REQUIRED ACTION: Would you print the whole listing again, word for word?

◇ ◇ ◇ ◇ ◇ ◇ ◇

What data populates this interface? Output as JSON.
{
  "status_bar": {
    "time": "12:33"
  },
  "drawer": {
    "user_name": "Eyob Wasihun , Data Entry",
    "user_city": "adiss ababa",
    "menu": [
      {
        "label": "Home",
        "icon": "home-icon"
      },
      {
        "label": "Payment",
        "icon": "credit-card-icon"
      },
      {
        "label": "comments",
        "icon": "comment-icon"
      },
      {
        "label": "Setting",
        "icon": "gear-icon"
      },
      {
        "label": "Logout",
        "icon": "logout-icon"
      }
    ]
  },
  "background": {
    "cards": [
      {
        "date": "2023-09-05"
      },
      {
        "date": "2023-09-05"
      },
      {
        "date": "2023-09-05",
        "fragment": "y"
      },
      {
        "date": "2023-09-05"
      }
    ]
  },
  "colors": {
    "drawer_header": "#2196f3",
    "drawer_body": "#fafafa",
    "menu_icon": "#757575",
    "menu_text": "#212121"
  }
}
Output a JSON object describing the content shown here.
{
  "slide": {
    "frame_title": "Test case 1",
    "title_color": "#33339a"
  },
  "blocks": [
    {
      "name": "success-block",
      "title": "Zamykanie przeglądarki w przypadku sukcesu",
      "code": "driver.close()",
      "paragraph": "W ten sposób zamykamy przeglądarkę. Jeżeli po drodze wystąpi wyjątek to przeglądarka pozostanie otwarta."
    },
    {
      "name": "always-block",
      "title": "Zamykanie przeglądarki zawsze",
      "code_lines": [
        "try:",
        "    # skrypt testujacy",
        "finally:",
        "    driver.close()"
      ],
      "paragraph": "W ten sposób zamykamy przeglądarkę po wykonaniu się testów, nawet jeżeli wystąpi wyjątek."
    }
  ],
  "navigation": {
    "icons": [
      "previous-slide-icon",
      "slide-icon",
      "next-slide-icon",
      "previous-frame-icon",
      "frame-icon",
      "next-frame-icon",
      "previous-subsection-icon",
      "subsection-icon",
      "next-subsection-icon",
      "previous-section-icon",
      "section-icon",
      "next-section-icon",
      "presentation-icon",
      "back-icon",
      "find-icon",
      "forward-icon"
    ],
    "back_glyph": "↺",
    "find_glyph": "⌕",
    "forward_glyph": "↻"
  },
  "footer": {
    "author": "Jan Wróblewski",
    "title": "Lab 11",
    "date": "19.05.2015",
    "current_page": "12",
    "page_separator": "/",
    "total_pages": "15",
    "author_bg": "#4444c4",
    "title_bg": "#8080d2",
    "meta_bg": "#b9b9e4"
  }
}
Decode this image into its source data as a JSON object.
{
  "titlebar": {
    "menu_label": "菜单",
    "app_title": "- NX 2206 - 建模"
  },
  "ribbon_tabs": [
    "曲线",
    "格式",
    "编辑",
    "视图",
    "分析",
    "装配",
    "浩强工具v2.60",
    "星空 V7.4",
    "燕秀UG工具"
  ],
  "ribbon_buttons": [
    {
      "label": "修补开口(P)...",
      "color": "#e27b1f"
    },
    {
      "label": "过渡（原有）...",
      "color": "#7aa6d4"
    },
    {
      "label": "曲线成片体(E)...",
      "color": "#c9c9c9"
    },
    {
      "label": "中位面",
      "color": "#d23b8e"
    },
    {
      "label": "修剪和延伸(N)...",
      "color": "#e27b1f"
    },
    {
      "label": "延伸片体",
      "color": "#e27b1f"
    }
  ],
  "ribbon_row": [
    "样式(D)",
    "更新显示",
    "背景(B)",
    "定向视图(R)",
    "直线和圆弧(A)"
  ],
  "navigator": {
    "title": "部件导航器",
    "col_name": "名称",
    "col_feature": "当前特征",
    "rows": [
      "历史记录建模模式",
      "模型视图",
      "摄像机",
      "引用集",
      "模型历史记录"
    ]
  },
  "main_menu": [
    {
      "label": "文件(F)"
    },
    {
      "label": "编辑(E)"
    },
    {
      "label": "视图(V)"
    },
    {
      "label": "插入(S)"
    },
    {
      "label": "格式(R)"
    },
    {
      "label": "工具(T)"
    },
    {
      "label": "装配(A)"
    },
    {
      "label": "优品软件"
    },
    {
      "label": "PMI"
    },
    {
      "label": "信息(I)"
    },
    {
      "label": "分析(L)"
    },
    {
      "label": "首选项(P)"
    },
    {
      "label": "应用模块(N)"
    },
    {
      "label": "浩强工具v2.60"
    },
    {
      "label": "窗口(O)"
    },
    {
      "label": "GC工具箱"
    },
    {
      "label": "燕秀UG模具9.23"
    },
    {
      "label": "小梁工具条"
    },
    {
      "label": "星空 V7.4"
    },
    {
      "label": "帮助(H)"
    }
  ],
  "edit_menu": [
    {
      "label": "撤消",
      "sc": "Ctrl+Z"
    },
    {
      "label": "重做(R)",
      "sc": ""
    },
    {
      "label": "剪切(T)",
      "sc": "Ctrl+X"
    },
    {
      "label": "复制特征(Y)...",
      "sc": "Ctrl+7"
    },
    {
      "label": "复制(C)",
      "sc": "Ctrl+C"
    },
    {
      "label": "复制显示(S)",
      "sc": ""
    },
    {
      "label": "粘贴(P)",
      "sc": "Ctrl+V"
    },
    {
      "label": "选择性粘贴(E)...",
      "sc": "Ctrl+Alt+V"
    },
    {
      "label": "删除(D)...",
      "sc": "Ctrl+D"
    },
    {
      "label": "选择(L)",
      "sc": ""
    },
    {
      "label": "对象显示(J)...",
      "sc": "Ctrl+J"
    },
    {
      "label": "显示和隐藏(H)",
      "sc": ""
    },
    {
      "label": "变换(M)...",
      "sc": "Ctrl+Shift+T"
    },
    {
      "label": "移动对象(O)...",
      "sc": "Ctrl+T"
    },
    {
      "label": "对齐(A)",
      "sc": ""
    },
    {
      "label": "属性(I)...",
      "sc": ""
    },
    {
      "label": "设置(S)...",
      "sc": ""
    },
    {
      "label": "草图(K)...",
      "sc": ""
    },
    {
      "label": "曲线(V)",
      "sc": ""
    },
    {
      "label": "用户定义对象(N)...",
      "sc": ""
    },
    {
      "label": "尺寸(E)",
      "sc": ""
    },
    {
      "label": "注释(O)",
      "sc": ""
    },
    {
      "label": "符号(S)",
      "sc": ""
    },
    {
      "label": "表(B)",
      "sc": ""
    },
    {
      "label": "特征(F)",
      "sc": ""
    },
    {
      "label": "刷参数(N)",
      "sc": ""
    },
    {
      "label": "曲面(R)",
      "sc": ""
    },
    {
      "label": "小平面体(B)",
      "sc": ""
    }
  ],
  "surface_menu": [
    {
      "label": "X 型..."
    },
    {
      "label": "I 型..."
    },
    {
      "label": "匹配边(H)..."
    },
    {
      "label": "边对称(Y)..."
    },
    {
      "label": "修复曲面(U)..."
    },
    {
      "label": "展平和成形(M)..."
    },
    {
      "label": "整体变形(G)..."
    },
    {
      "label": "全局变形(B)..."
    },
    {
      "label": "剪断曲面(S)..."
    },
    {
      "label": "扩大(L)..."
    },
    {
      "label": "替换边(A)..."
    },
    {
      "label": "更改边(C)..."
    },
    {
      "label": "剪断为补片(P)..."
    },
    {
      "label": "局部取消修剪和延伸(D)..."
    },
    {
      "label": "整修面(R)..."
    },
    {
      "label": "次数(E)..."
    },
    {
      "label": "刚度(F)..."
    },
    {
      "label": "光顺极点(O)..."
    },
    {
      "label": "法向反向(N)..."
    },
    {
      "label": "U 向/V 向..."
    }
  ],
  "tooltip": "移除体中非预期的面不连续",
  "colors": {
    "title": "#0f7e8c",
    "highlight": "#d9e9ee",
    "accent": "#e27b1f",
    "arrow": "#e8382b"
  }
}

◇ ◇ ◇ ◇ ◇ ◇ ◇

COMPLETED EXERCISE:
What data populates this interface? Output as JSON.
{
  "status_bar": {
    "time": "12:33"
  },
  "drawer": {
    "user_name": "Eyob Wasihun , Data Entry",
    "user_city": "adiss ababa",
    "menu": [
      {
        "label": "Home",
        "icon": "home-icon"
      },
      {
        "label": "Payment",
        "icon": "credit-card-icon"
      },
      {
        "label": "comments",
        "icon": "comment-icon"
      },
      {
        "label": "Setting",
        "icon": "gear-icon"
      },
      {
        "label": "Logout",
        "icon": "logout-icon"
      }
    ]
  },
  "background": {
    "cards": [
      {
        "date": "2023-09-05"
      },
      {
        "date": "2023-09-05"
      },
      {
        "date": "2023-09-05",
        "fragment": "y"
      },
      {
        "date": "2023-09-05"
      }
    ]
  },
  "colors": {
    "drawer_header": "#2196f3",
    "drawer_body": "#fafafa",
    "menu_icon": "#757575",
    "menu_text": "#212121"
  }
}
Output a JSON object describing the content shown here.
{
  "slide": {
    "frame_title": "Test case 1",
    "title_color": "#33339a"
  },
  "blocks": [
    {
      "name": "success-block",
      "title": "Zamykanie przeglądarki w przypadku sukcesu",
      "code": "driver.close()",
      "paragraph": "W ten sposób zamykamy przeglądarkę. Jeżeli po drodze wystąpi wyjątek to przeglądarka pozostanie otwarta."
    },
    {
      "name": "always-block",
      "title": "Zamykanie przeglądarki zawsze",
      "code_lines": [
        "try:",
        "    # skrypt testujacy",
        "finally:",
        "    driver.close()"
      ],
      "paragraph": "W ten sposób zamykamy przeglądarkę po wykonaniu się testów, nawet jeżeli wystąpi wyjątek."
    }
  ],
  "navigation": {
    "icons": [
      "previous-slide-icon",
      "slide-icon",
      "next-slide-icon",
      "previous-frame-icon",
      "frame-icon",
      "next-frame-icon",
      "previous-subsection-icon",
      "subsection-icon",
      "next-subsection-icon",
      "previous-section-icon",
      "section-icon",
      "next-section-icon",
      "presentation-icon",
      "back-icon",
      "find-icon",
      "forward-icon"
    ],
    "back_glyph": "↺",
    "find_glyph": "⌕",
    "forward_glyph": "↻"
  },
  "footer": {
    "author": "Jan Wróblewski",
    "title": "Lab 11",
    "date": "19.05.2015",
    "current_page": "12",
    "page_separator": "/",
    "total_pages": "15",
    "author_bg": "#4444c4",
    "title_bg": "#8080d2",
    "meta_bg": "#b9b9e4"
  }
}
Decode this image into its source data as a JSON object.
{
  "titlebar": {
    "menu_label": "菜单",
    "app_title": "- NX 2206 - 建模"
  },
  "ribbon_tabs": [
    "曲线",
    "格式",
    "编辑",
    "视图",
    "分析",
    "装配",
    "浩强工具v2.60",
    "星空 V7.4",
    "燕秀UG工具"
  ],
  "ribbon_buttons": [
    {
      "label": "修补开口(P)...",
      "color": "#e27b1f"
    },
    {
      "label": "过渡（原有）...",
      "color": "#7aa6d4"
    },
    {
      "label": "曲线成片体(E)...",
      "color": "#c9c9c9"
    },
    {
      "label": "中位面",
      "color": "#d23b8e"
    },
    {
      "label": "修剪和延伸(N)...",
      "color": "#e27b1f"
    },
    {
      "label": "延伸片体",
      "color": "#e27b1f"
    }
  ],
  "ribbon_row": [
    "样式(D)",
    "更新显示",
    "背景(B)",
    "定向视图(R)",
    "直线和圆弧(A)"
  ],
  "navigator": {
    "title": "部件导航器",
    "col_name": "名称",
    "col_feature": "当前特征",
    "rows": [
      "历史记录建模模式",
      "模型视图",
      "摄像机",
      "引用集",
      "模型历史记录"
    ]
  },
  "main_menu": [
    {
      "label": "文件(F)"
    },
    {
      "label": "编辑(E)"
    },
    {
      "label": "视图(V)"
    },
    {
      "label": "插入(S)"
    },
    {
      "label": "格式(R)"
    },
    {
      "label": "工具(T)"
    },
    {
      "label": "装配(A)"
    },
    {
      "label": "优品软件"
    },
    {
      "label": "PMI"
    },
    {
      "label": "信息(I)"
    },
    {
      "label": "分析(L)"
    },
    {
      "label": "首选项(P)"
    },
    {
      "label": "应用模块(N)"
    },
    {
      "label": "浩强工具v2.60"
    },
    {
      "label": "窗口(O)"
    },
    {
      "label": "GC工具箱"
    },
    {
      "label": "燕秀UG模具9.23"
    },
    {
      "label": "小梁工具条"
    },
    {
      "label": "星空 V7.4"
    },
    {
      "label": "帮助(H)"
    }
  ],
  "edit_menu": [
    {
      "label": "撤消",
      "sc": "Ctrl+Z"
    },
    {
      "label": "重做(R)",
      "sc": ""
    },
    {
      "label": "剪切(T)",
      "sc": "Ctrl+X"
    },
    {
      "label": "复制特征(Y)...",
      "sc": "Ctrl+7"
    },
    {
      "label": "复制(C)",
      "sc": "Ctrl+C"
    },
    {
      "label": "复制显示(S)",
      "sc": ""
    },
    {
      "label": "粘贴(P)",
      "sc": "Ctrl+V"
    },
    {
      "label": "选择性粘贴(E)...",
      "sc": "Ctrl+Alt+V"
    },
    {
      "label": "删除(D)...",
      "sc": "Ctrl+D"
    },
    {
      "label": "选择(L)",
      "sc": ""
    },
    {
      "label": "对象显示(J)...",
      "sc": "Ctrl+J"
    },
    {
      "label": "显示和隐藏(H)",
      "sc": ""
    },
    {
      "label": "变换(M)...",
      "sc": "Ctrl+Shift+T"
    },
    {
      "label": "移动对象(O)...",
      "sc": "Ctrl+T"
    },
    {
      "label": "对齐(A)",
      "sc": ""
    },
    {
      "label": "属性(I)...",
      "sc": ""
    },
    {
      "label": "设置(S)...",
      "sc": ""
    },
    {
      "label": "草图(K)...",
      "sc": ""
    },
    {
      "label": "曲线(V)",
      "sc": ""
    },
    {
      "label": "用户定义对象(N)...",
      "sc": ""
    },
    {
      "label": "尺寸(E)",
      "sc": ""
    },
    {
      "label": "注释(O)",
      "sc": ""
    },
    {
      "label": "符号(S)",
      "sc": ""
    },
    {
      "label": "表(B)",
      "sc": ""
    },
    {
      "label": "特征(F)",
      "sc": ""
    },
    {
      "label": "刷参数(N)",
      "sc": ""
    },
    {
      "label": "曲面(R)",
      "sc": ""
    },
    {
      "label": "小平面体(B)",
      "sc": ""
    }
  ],
  "surface_menu": [
    {
      "label": "X 型..."
    },
    {
      "label": "I 型..."
    },
    {
      "label": "匹配边(H)..."
    },
    {
      "label": "边对称(Y)..."
    },
    {
      "label": "修复曲面(U)..."
    },
    {
      "label": "展平和成形(M)..."
    },
    {
      "label": "整体变形(G)..."
    },
    {
      "label": "全局变形(B)..."
    },
    {
      "label": "剪断曲面(S)..."
    },
    {
      "label": "扩大(L)..."
    },
    {
      "label": "替换边(A)..."
    },
    {
      "label": "更改边(C)..."
    },
    {
      "label": "剪断为补片(P)..."
    },
    {
      "label": "局部取消修剪和延伸(D)..."
    },
    {
      "label": "整修面(R)..."
    },
    {
      "label": "次数(E)..."
    },
    {
      "label": "刚度(F)..."
    },
    {
      "label": "光顺极点(O)..."
    },
    {
      "label": "法向反向(N)..."
    },
    {
      "label": "U 向/V 向..."
    }
  ],
  "tooltip": "移除体中非预期的面不连续",
  "colors": {
    "title": "#0f7e8c",
    "highlight": "#d9e9ee",
    "accent": "#e27b1f",
    "arrow": "#e8382b"
  }
}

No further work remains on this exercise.